After a long time coming, NCAA opening the door for student-athletes to get what they deserve
By opening up athlete rights to earn money off their fame, the NCAA entered a landmark decision for college sports on Wednesday
The high and mighty castle of NCAA hypocrisy crumbled on Wednesday when the organization’s board of directors suspended age-old rules that prevented athletes from earning money.
Oh, the NCAA is still holding onto the strings of amateurism. You can’t give money to recruits to lure them to campus. A guy can’t receive a salary to play for a school. What a male or female athlete can do is hire an agent to help market their name, likeness and image.
They can create a name brand, monetize their social media presence, sell calendars with their own photoshoot product. They can generally work and earn money while in college, utilizing their fame, just like regular students who have some talent to market.

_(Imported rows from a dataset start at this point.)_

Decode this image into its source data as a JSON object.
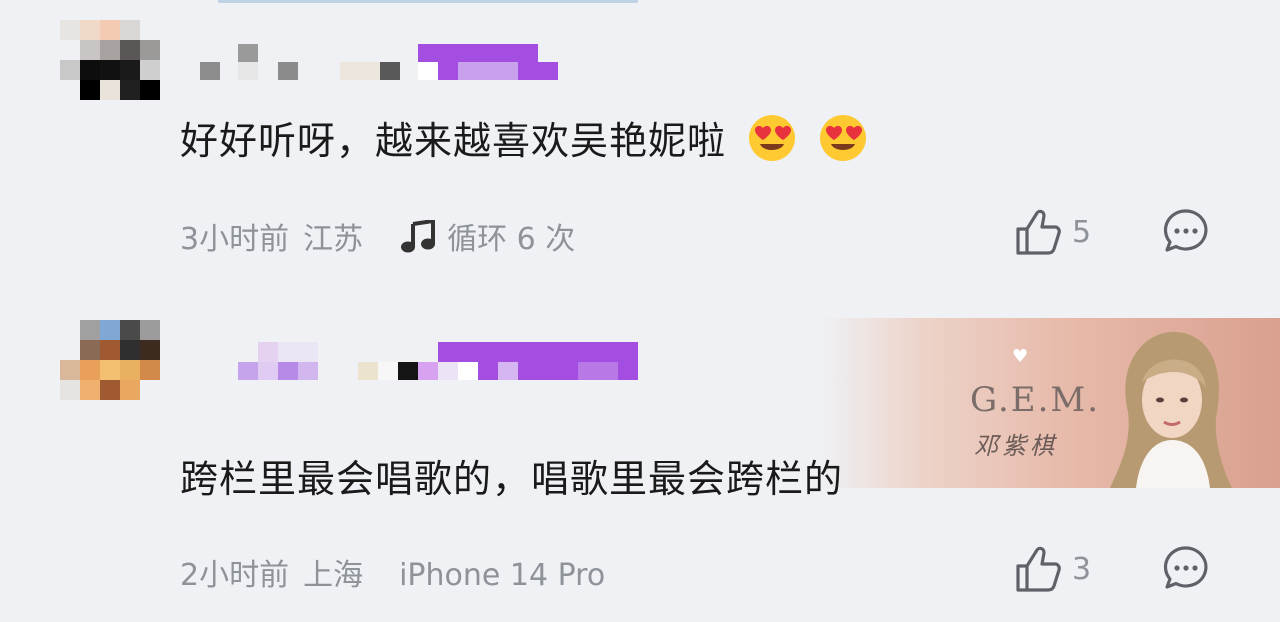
{
  "comments": [
    {
      "text": "好好听呀，越来越喜欢吴艳妮啦",
      "emojis": [
        "heart-eyes-emoji",
        "heart-eyes-emoji"
      ],
      "time": "3小时前",
      "location": "江苏",
      "extra_icon": "music-note-icon",
      "extra": "循环 6 次",
      "likes": "5"
    },
    {
      "text": "跨栏里最会唱歌的，唱歌里最会跨栏的",
      "time": "2小时前",
      "location": "上海",
      "extra": "iPhone 14 Pro",
      "likes": "3",
      "banner": {
        "logo": "G.E.M.",
        "artist_cn": "邓紫棋"
      }
    }
  ],
  "colors": {
    "background": "#eff1f5",
    "text": "#1a1a1a",
    "meta": "#8e9299",
    "username_mosaic": "#a34ee0"
  },
  "icons": [
    "thumbs-up-icon",
    "comment-bubble-icon",
    "music-note-icon"
  ]
}
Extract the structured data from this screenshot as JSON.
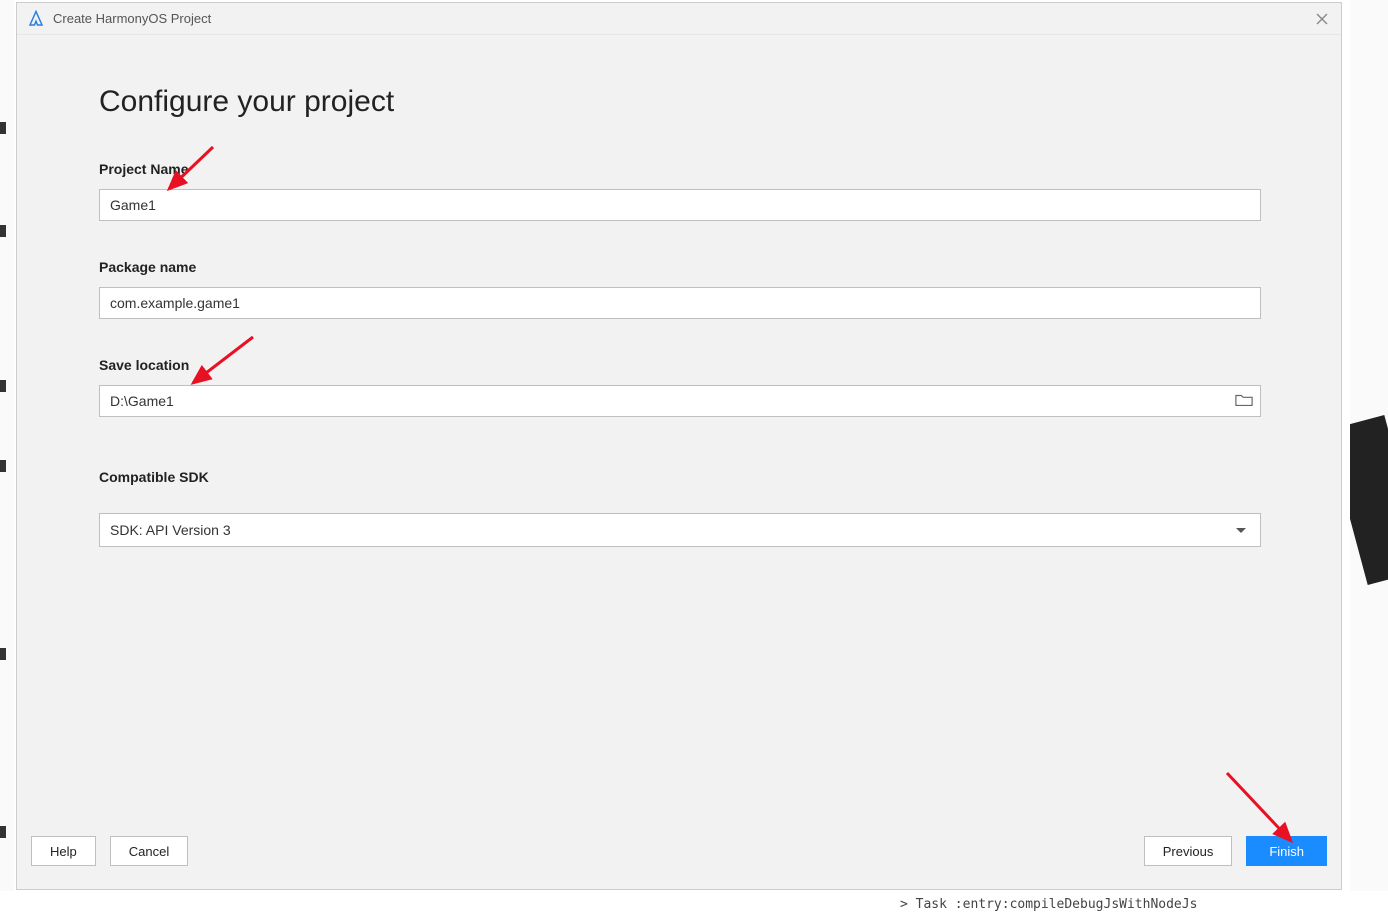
{
  "titlebar": {
    "title": "Create HarmonyOS Project"
  },
  "page": {
    "heading": "Configure your project"
  },
  "fields": {
    "projectName": {
      "label": "Project Name",
      "value": "Game1"
    },
    "packageName": {
      "label": "Package name",
      "value": "com.example.game1"
    },
    "saveLocation": {
      "label": "Save location",
      "value": "D:\\Game1"
    },
    "compatibleSdk": {
      "label": "Compatible SDK",
      "selected": "SDK: API Version 3"
    }
  },
  "footer": {
    "help": "Help",
    "cancel": "Cancel",
    "previous": "Previous",
    "finish": "Finish"
  },
  "background": {
    "statusLine": "> Task :entry:compileDebugJsWithNodeJs"
  }
}
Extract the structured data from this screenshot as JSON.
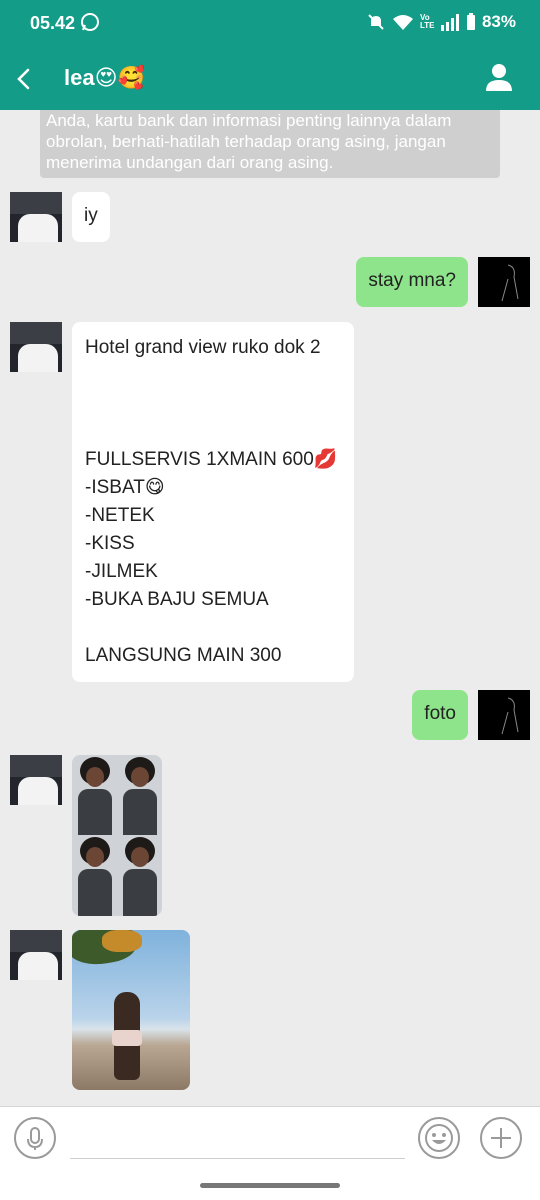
{
  "status_bar": {
    "time": "05.42",
    "battery": "83%",
    "volte": "Vo LTE"
  },
  "header": {
    "title": "lea😍🥰"
  },
  "notice": {
    "text": "Anda, kartu bank dan informasi penting lainnya dalam obrolan, berhati-hatilah terhadap orang asing, jangan menerima undangan dari orang asing."
  },
  "messages": [
    {
      "side": "in",
      "text": "iy"
    },
    {
      "side": "out",
      "text": "stay mna?"
    },
    {
      "side": "in",
      "text": "Hotel grand view ruko dok 2\n\n\n\nFULLSERVIS 1XMAIN 600💋\n-ISBAT😋\n-NETEK\n-KISS\n-JILMEK\n-BUKA BAJU SEMUA\n\nLANGSUNG MAIN 300"
    },
    {
      "side": "out",
      "text": "foto"
    }
  ],
  "input": {
    "placeholder": ""
  },
  "colors": {
    "header": "#139c88",
    "outgoing": "#8ee48a",
    "incoming": "#ffffff",
    "background": "#ececec"
  }
}
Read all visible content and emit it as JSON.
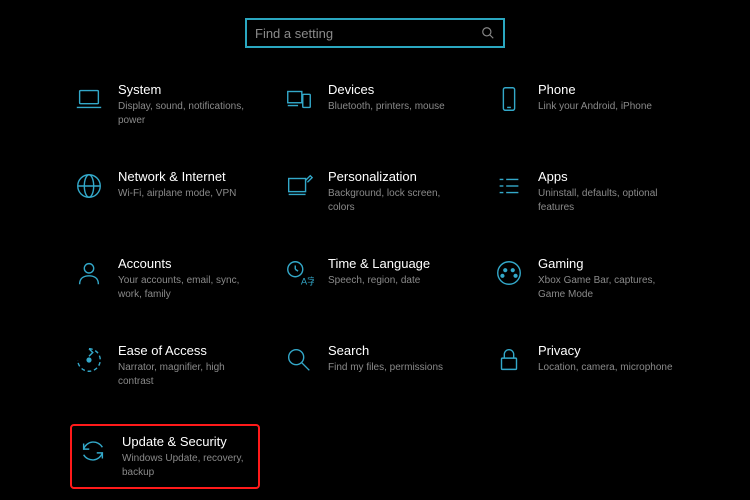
{
  "search": {
    "placeholder": "Find a setting"
  },
  "categories": [
    {
      "id": "system",
      "icon": "laptop-icon",
      "title": "System",
      "desc": "Display, sound, notifications, power"
    },
    {
      "id": "devices",
      "icon": "devices-icon",
      "title": "Devices",
      "desc": "Bluetooth, printers, mouse"
    },
    {
      "id": "phone",
      "icon": "phone-icon",
      "title": "Phone",
      "desc": "Link your Android, iPhone"
    },
    {
      "id": "network",
      "icon": "globe-icon",
      "title": "Network & Internet",
      "desc": "Wi-Fi, airplane mode, VPN"
    },
    {
      "id": "personalization",
      "icon": "paint-icon",
      "title": "Personalization",
      "desc": "Background, lock screen, colors"
    },
    {
      "id": "apps",
      "icon": "apps-icon",
      "title": "Apps",
      "desc": "Uninstall, defaults, optional features"
    },
    {
      "id": "accounts",
      "icon": "person-icon",
      "title": "Accounts",
      "desc": "Your accounts, email, sync, work, family"
    },
    {
      "id": "time-language",
      "icon": "time-lang-icon",
      "title": "Time & Language",
      "desc": "Speech, region, date"
    },
    {
      "id": "gaming",
      "icon": "gaming-icon",
      "title": "Gaming",
      "desc": "Xbox Game Bar, captures, Game Mode"
    },
    {
      "id": "ease-of-access",
      "icon": "ease-icon",
      "title": "Ease of Access",
      "desc": "Narrator, magnifier, high contrast"
    },
    {
      "id": "search",
      "icon": "magnify-icon",
      "title": "Search",
      "desc": "Find my files, permissions"
    },
    {
      "id": "privacy",
      "icon": "lock-icon",
      "title": "Privacy",
      "desc": "Location, camera, microphone"
    },
    {
      "id": "update-security",
      "icon": "update-icon",
      "title": "Update & Security",
      "desc": "Windows Update, recovery, backup",
      "highlighted": true
    }
  ]
}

They can endorse a product or company and get paid.
Freedom to work in a free-market economy.
This decision, made by the NCAA knowing that Congress and each state legislature will have impending laws to help govern this new economic path, is a landmark move.
You can compare it to Title IX more than 50 years ago, which opened the door to equal opportunities for both men and women in sports.
After major lawsuits and an argument before the Supreme Court in which the NCAA lost, the board of directors relented.
The NCAA ran out of committees, studies and blowhard speeches.
And hit hard.
For decades, Americans have watched universities make mega-money TV and endorsement deals with shoe and clothing companies, build multi-million dollar athletic arenas and stadiums, enjoy lavish offices and construct world-class workout digs. We’ve seen the NCAA make billions of dollars off the annual NCAA basketball tournament and taking TV money and divvying it out to conferences and schools like pirate booty.
Athletes got none of the cash.
Oh, sure, players were rewarded with outstanding educations; nice scholarships, books, tuition and lodging paid for, and a nice stipend. That’s far more than most students.
It’s nothing to discount.
But really, it was a huge one-sided deal when it came to the actual coin. During the last few years, the disparity between the NCAA/university and the student-athlete take became a joke.
The education offered, while weighty and valuable, is a pittance to what the schools and the NCAA have hauled in over the years. We’ve watched as coaches made million-dollar salaries and schools raced to build the latest and best facilities.
You can plug in any number of college superstars over the years who’ve watched silently as schools sold their jerseys with special licensing rights. You’ve seen schools print posters with their stars, selling season tickets, promoting games, hauling in the dough using the athlete as the marketing meat.
I remember during Jimmermania when things in Provo went nuts as he climbed to the national spotlight. Under the old rules, BYU was more than right to ride Jimmer’s wave and market No. 32 like a Kentucky Derby racehorse.
But none of the riches found their way into Jimmer’s coffers as direct payments.
Those days are over.
A guy like Jimmer could represent a car dealership. He could do videos and market his image, have YouTube pay him for views and subscriptions, do a radio or TV show of his own instead of appearing “gratis” on somebody else’s broadcast, while they pocketed sponsorship money for putting it on the air.
It’s a whole new world.
And that’s a good thing if you are a student-athlete with name and fame.
It gets a little sticky if you are a player in an underpublicized Olympic sport and the juice just isn’t there for a marketed gig. But that’s the free market — demand and supply.
Obviously, the superstar will be in demand.
Schools still cannot pay athletes directly. But players can establish their own sports camps, seminars and lecture or speak for pay.
Somehow this feels like some new kind of rights have hatched out of our college athletics.
Once upon a time, before the digital age, the internet, the Vietnam War, Walmarts and Costcos, student-athletes basically played for the spirit of the game and competition. Sidelines were manned by low-paid glorified gym teachers and cheerleaders screamed chants for fun. The whole thing was mostly an exercise in gleaning warm, fuzzy feelings; loyalty to a school, its colors, mascot and song.
Within a few days, you’ll see some college stars announce partnerships and endorsement deals.
Look for Joe Blow to be a spokesman for Jake’s Jerky and Sausage.
We’ll see Suzy Striker help sell Marty’s Windows and Doors.
It won’t be long until we hear an athlete give testimony about the meaty attack of his new SUV on overland hills, singing the praises of the customer service department and friendly sales at Acme Off-Road.
In this age of “me” and “I” and what can the individual get out of it, we’re now racing down a freeway.
Turn up the tunes.
This is going to get interesting very fast.